Toxic shock syndrome (TSS) can occur if you wear tampons for too long during menstruation. Toxins build up in the body which enter the bloodstream via the vaginal mucous membrane and can result in toxic shock. If TSS is not treated with antibiotics when symptoms first appear, organ failure can occur.
Heavy bleeding is often triggered by adhesions in the womb. This can be hereditary, or develop after surgery, or as a result of extensive endometriosis.
Spotting can occur independently of regular menstrual bleeding. It is mostly caused by hormonal changes. However, it can also be caused by infections or more serious factors, such as cervical or ovarian cancer.
The colour of the blood can be used to draw conclusions about your health. If the blood is deep red, everything is fine. It mainly turns brownish near the end of your period or at the very beginning, when old blood is discharged. Light-coloured blood can indicate low oestrogen levels and nutritional deficiencies, and orange-grey blood is usually a sign of an infection. In this case, you should consult your gynaecologist.
The days leading up to menstruation put a strain on many women and cause a variety of physical and mental discomforts: abdominal cramps, headaches and joint pain, fatigue and hypersensitivity are just a few examples. These symptoms are known as premenstrual syndrome (PMS).
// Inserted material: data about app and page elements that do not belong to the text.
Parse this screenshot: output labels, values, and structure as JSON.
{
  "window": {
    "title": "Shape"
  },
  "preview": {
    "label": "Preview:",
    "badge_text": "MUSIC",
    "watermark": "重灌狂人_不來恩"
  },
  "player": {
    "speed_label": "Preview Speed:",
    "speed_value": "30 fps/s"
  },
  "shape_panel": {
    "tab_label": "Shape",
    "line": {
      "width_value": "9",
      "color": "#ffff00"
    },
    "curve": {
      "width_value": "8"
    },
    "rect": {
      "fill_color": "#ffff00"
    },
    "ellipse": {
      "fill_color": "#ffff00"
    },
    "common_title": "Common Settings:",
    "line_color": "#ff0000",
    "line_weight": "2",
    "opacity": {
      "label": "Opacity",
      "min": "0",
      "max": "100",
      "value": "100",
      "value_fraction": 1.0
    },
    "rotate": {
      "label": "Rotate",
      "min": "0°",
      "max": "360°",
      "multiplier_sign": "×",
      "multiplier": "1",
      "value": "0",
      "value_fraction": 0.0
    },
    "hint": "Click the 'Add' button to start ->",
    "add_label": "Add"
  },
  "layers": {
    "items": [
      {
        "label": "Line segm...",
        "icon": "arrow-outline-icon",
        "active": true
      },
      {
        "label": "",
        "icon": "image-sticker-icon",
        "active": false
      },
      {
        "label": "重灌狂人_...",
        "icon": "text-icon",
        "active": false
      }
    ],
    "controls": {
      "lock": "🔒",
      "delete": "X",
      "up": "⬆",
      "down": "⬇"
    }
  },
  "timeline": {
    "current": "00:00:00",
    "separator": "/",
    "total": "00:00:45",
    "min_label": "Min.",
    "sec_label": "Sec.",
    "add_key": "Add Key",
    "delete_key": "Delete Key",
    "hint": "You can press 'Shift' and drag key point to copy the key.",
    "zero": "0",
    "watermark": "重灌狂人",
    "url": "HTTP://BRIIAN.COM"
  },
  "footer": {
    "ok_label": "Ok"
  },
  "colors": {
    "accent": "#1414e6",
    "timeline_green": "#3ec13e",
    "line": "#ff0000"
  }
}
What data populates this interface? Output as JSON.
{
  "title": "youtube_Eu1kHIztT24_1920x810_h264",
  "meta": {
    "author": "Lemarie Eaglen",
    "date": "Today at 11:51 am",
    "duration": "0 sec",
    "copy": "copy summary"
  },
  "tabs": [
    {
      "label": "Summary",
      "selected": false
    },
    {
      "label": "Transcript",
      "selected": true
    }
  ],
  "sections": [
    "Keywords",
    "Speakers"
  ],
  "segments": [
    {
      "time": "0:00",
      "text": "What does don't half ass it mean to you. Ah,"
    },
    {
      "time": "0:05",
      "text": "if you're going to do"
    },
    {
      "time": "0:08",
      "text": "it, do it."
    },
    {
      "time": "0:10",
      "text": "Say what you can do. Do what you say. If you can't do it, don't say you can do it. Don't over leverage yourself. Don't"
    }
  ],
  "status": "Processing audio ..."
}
The first period in young girls is called menarche and, for girls in Switzerland, it usually occurs between 9 and 14 years of age. Researchers believe that body mass index has a connection with the onset of menstruation. The higher the body fat percentage, the earlier menstruation begins. The average time between the first and last menstruation is 37.1 years.
Restless nights, sweaty nightclothes and sweating during meetings can be a clear sign of menopause. There is no specific age for the onset and it varies from woman to woman. In some, the onset of menopause is so gradual that they don’t notice it. Others have physical symptoms from the very beginning. In some women, the bleeding is sometimes heavier and sometimes lighter, in others the intervals between periods become irregular.
The following symptoms may – regardless of age – be an indication of menopause:
This starts between the ages of 38 and 44. The activity of the ovaries is decreasing and confuses the menstrual cycle. Instead of the usual 28 or 30 days between periods, it can suddenly drop to 20, or even 14 days. This may be because the follicles no longer mature properly. The egg is released too early. The womb lining therefore does not have enough time to fully build up. Your periods begin earlier and are less heavy than usual. You do not have to treat this, but it is unpleasant, as you constantly have to be ready for your next period.
Up to this point, a woman can still become pregnant. Menopause occurs with the last ovulation. After that, menstruation stops. It can only be determined in retrospect – as a rule of thumb: if menstruation has not occurred for 12 months, the last bleeding was most likely menopause.
If the last menstruation was 12 months ago, the ovaries have completely and definitively stopped working. The final phase of menopause then begins. The body makes the final adjustments in the composition of its hormones so that the hormone balance finds a new and stable equilibrium.
Nadia Cifarelli (BSc Psychology, certified holistic health advisor) works for the Helsana health consultation service. She assists customers with questions about nutrition, psychology and the female reproductive organs. Nadia Cifarelli advised the editorial team on this article.